What′s a "Verlängerter" - Cafes of Salzburg
After the Turkish army was defeated during the second siege of Vienna in the 17th century, the union of Austrian and Polish troops plundered the abandoned tents. Among other oriental valuables they found trunks of black beans with a bitter taste. The dark brew that the Turks prepared from them soon caused sensation among Viennese aristocrats.
The first Western coffeehouses were founded soon afterwards and Vienna, Venice and Warsaw became hubs of the developing coffee culture. Back then, Salzburg was still an independent principality, but hey - it was the hippest Baroque place in Europe, so if the Viennese had coffee, Salzburg needed some, too.
In 1703 Salzburg′s first Cafe opened - it was Tomaselli, back then in the Goldgasse, from 1760 onwards at the Alter Markt Square. By flattering measures it is Austria′s oldest Cafe and therefore, the oldest in the Western World (what a claim - don't tell any historians). Some people say, that the most Viennese Cafe′s are in fact all in Salzburg. These people are generally not Viennese.
However, it is definitely the case that much of the Cafe traditions that Austria is famous for have become diluted among chains and bistros in Vienna. On the other hand, many of the "classy" Cafes in Salzburg still maintain their pastry bars, waiters in dinner jackets and holders for newspapers, just like they have done for hundreds of years. Every tourist in Austria should have gone to a Cafe at least once to make a visit complete. In Salzburg, there are several good ones to choose from.

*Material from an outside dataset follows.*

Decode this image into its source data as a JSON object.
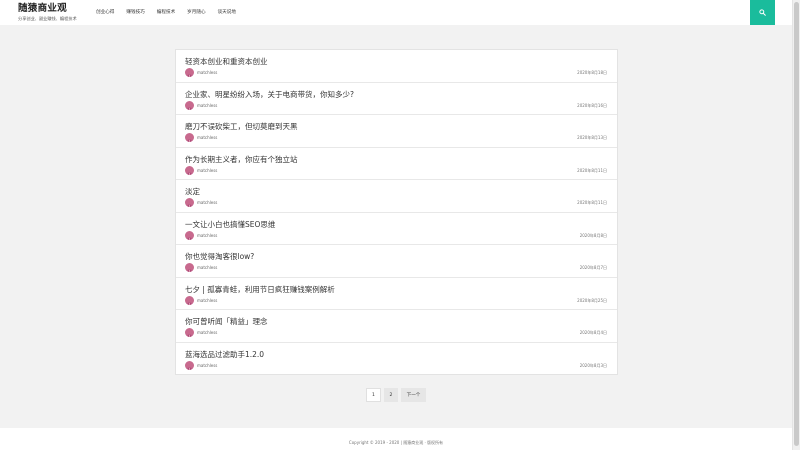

Founded in 1703, the Tomaselli on Alter Markt Square is the T-Rex in the Jurassic Park of Caffeine. The man himself, Wolfgang Amadeus Mozart, had coffee there and so did generations of local and international artists such as Max Reinhardt, Michael Haydn or Hugo von Hoffmannsthal. The classy interiors are worth a visit and so is the coffee.
Just around the corner of the Tomaselli in the Brodgasse, the Fürst headquarter is the site where Mozart′s balls were immortalised in chocolate for the first time in 1890. Today, a small exhibition underlines that here and only here you can buy the ORIGINAL Mozartballs. Chocolatier Paul Fürst was awarded a gold medal for his invention and today his Cafe proliferates like Starbucks in the US and opens branches all over Salzburg. Definitely a go-er!
This one is slightly hidden just behind the horse well next to the Festival Hall. It is a very traditional cafe and due to its proximity to the Festival Hall, a favourite hangout for musicians and singers. Be prepared to have a cup of coffee with half of the Vienna Philharmoniker orchestra!
This slightly snobbish Cafe at the Hotel Sacher Salzburg used to be called "Österreichischer Hof" ("Austrian Court"), but several years ago the directors found that international guests would be unable to pronounce that and therefore be more likely to end up with competitors. So "Sacher Salzburg" was born, as it happened to be owned by the same people as the famous Hotel Sacher in Vienna. The bonus: you can buy an obscenely overpriced piece of REAL Sacher tart there.
Whilst Cafe Niemetz has always benefited from the musicians at the festival hall, the Bazar draws the crowds from the Landestheater Theatre and other stages nearby - actors and guests alike. You will also find journalists and writers, especially in the mornings, before the tourists arrive.
Face the statue of Mozart on the Mozart Square whilst having a cup of Kleiner Brauner. Its central location and seating that extends to the outside make the former Cafe Glockenspiel one of the most popular Cafes of Salzburg.
And now for something completely different - the Shakespeare at St. Andrä Church on the Mirabellplatz Square is grungy, non-traditional and arty. Good food and changing exhibitions of local, contemporary art make the Shakespeare one of the favourite hangouts among students. More a bistro than a cafe, but yet a good place.
So finally…what is a "Verlängerter"? Well, try to find out yourself by
going to one of the mentioned coffeehouses. If you like coffee, you won′t be
On Coffee & Cafes in Austria